Shanks Netherlands agreement; Inverness waste plant approved; car breaker fined; Glasgow textile thefts
Shanks signs Netherlands hospitality agreement
Waste management firm Shanks Group has signed a three-year preferred supplier agreement with Koninklijke Horeca Nederland (KHN), the largest hospitality industry organisation in the Netherlands.
KHN has over 200 branches which represent more than 20,000 catering businesses across the Netherlands.
Michael van Hulst, managing director of Shanks’ Benelux Solid Waste Division, said: “We are delighted to sign this preferred supplier agreement which is consistent with our strategy to gain share in our target segments and focus our activities in areas where we can be the lowest cost operator.

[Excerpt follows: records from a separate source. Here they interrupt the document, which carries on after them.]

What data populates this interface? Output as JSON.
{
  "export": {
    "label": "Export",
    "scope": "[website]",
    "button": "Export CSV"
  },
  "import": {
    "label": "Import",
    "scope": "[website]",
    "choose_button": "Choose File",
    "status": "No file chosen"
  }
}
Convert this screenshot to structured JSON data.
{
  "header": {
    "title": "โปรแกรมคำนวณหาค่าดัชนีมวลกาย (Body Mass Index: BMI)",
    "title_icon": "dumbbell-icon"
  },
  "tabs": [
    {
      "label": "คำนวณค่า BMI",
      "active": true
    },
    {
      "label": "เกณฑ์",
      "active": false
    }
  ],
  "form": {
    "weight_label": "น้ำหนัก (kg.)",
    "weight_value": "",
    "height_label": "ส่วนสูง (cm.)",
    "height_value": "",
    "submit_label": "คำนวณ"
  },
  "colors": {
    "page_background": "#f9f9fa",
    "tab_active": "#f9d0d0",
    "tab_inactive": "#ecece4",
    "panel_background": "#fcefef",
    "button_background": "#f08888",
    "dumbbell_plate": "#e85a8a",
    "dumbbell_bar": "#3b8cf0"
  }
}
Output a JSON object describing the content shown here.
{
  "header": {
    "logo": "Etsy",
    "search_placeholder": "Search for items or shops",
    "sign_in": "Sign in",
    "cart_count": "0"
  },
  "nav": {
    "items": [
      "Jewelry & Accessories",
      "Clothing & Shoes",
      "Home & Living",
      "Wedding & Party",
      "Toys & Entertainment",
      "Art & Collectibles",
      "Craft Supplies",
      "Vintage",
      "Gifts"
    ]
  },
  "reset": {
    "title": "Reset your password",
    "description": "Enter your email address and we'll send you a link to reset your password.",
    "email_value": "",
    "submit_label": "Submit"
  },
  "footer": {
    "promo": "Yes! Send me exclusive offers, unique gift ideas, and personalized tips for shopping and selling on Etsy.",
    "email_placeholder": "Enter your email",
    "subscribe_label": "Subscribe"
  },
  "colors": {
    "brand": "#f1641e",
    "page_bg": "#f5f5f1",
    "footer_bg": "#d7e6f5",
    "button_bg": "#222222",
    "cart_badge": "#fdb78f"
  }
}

“The agreement will not only increase our market presence in the hospitality sector but will also help KHN’s members to increase their sustainability and recycling rates through Shanks’ innovative waste management solutions.”
Inverness waste sorting plant gets go-ahead
The Scottish government has approved plans for a waste sorting plant near the Caledonian Canal in Inverness.
Highland Council had rejected the proposed waste transfer station on Carsegate Road next to the Muirtown Basin.
But Scottish ministers have given it the green light after an appeal by developers Munro Construction.
Objectors raised concerns that the plant would attract vermin and cause bad smells - claims the company denied.
Armagh car breaker fined for waste offences
An Armagh car breaker was fined £1,145 plus £15 offenders’ levy for unauthorised waste offences at Armagh Magistrates’ Court on 20 February.
Christopher Coleman of Desert Lane, Armagh pleaded guilty to three charges relating to the treatment of end-of-life vehicles without any authorisations being in place.
In April 2014, officers from the Northern Ireland Environment Agency visited Coleman’s business, CC Automotive, at Teeraw Road, Armagh, where they found 66 end-of-life vehicles on site, some of which had not been depolluted, and therefore hazardous waste.
Four tons of charity clothes stolen every month
A Glasgow charity is losing up to four tons a month and spending thousands replacing damaged bins.
Ross Galbraith, of Glasgow The Caring City, said in some cases thieves were lifting the metal containers and making off with them.
He believes his staff are being watched, and estimated the problem is costing Scottish charities up to £750,000 a year.
He said: “We’re constantly battling against it. Every one of our banks has been targeted at one time. Some of them are repaired and put back out, and targeted again within days.
“The one outside Sainsbury’s in East Kilbride is targeted two or three times a month.”